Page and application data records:
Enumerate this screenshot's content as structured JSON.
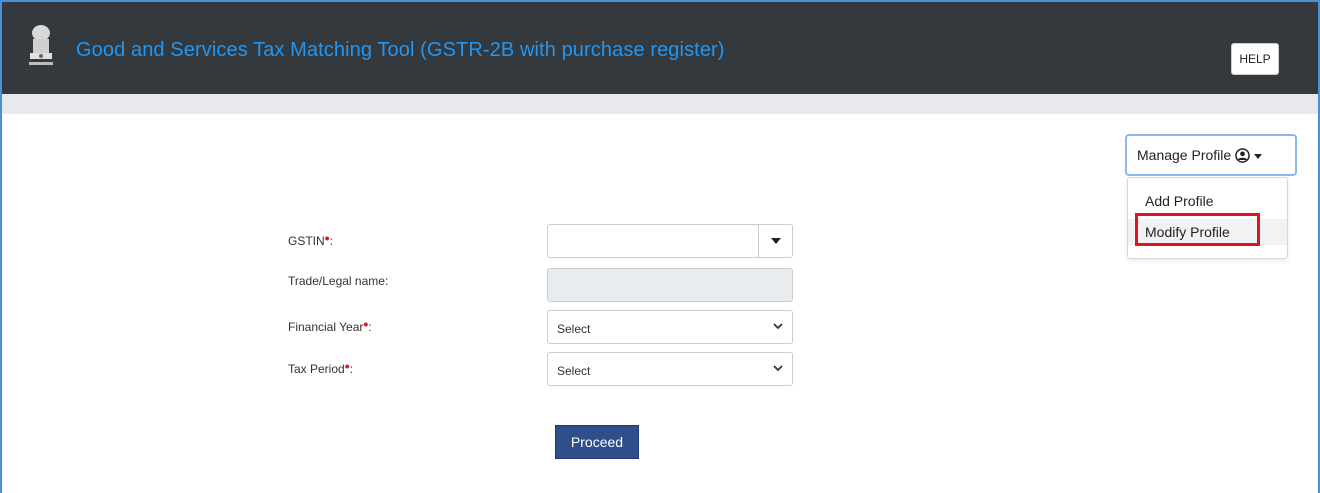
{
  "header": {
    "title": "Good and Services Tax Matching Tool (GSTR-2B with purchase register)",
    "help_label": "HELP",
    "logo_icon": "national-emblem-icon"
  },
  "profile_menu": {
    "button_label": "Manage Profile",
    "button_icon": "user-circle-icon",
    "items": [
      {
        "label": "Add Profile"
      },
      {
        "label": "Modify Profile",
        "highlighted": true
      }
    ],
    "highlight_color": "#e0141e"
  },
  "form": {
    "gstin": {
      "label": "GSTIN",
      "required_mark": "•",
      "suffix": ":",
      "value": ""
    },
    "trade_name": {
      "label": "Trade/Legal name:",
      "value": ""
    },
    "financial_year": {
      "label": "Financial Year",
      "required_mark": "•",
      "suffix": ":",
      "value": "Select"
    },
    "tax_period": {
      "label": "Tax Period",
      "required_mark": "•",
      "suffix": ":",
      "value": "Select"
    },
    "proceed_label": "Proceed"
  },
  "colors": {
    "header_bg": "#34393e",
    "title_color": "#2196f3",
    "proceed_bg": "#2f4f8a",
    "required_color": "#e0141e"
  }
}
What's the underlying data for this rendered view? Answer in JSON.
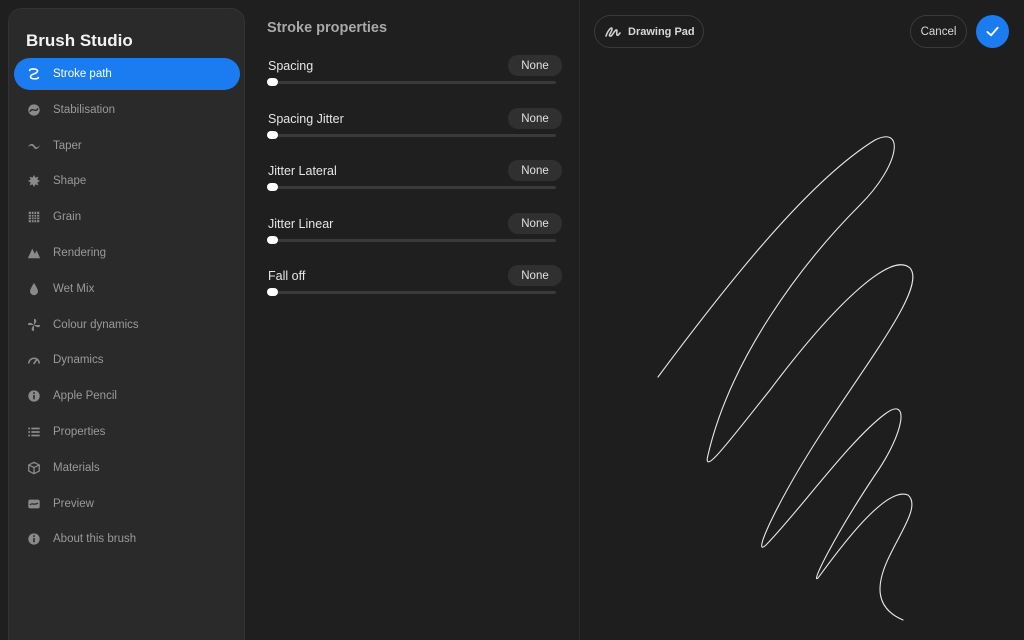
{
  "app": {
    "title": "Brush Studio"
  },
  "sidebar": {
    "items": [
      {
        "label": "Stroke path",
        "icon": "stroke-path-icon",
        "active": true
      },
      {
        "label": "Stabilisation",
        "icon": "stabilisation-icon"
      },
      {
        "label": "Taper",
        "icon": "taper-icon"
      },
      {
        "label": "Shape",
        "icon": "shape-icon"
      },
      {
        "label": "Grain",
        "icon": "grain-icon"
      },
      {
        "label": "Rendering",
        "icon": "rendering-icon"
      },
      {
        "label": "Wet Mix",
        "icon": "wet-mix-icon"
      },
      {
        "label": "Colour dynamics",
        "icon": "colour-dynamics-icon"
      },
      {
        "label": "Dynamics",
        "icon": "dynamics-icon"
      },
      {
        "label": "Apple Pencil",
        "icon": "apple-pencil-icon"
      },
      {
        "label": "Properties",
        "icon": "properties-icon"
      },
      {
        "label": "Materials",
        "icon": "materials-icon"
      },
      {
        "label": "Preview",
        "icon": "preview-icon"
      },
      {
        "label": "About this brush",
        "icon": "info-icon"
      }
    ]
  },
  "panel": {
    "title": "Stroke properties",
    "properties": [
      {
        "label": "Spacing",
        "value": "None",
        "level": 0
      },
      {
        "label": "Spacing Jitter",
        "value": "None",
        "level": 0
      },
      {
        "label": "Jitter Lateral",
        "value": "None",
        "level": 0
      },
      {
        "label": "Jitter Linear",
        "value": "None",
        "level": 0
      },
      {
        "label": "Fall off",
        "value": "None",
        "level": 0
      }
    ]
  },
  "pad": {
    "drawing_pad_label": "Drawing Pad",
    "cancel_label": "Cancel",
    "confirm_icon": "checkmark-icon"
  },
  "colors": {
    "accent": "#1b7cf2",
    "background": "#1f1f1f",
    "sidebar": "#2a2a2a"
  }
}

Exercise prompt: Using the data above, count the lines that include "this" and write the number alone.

Solution to the problem: 3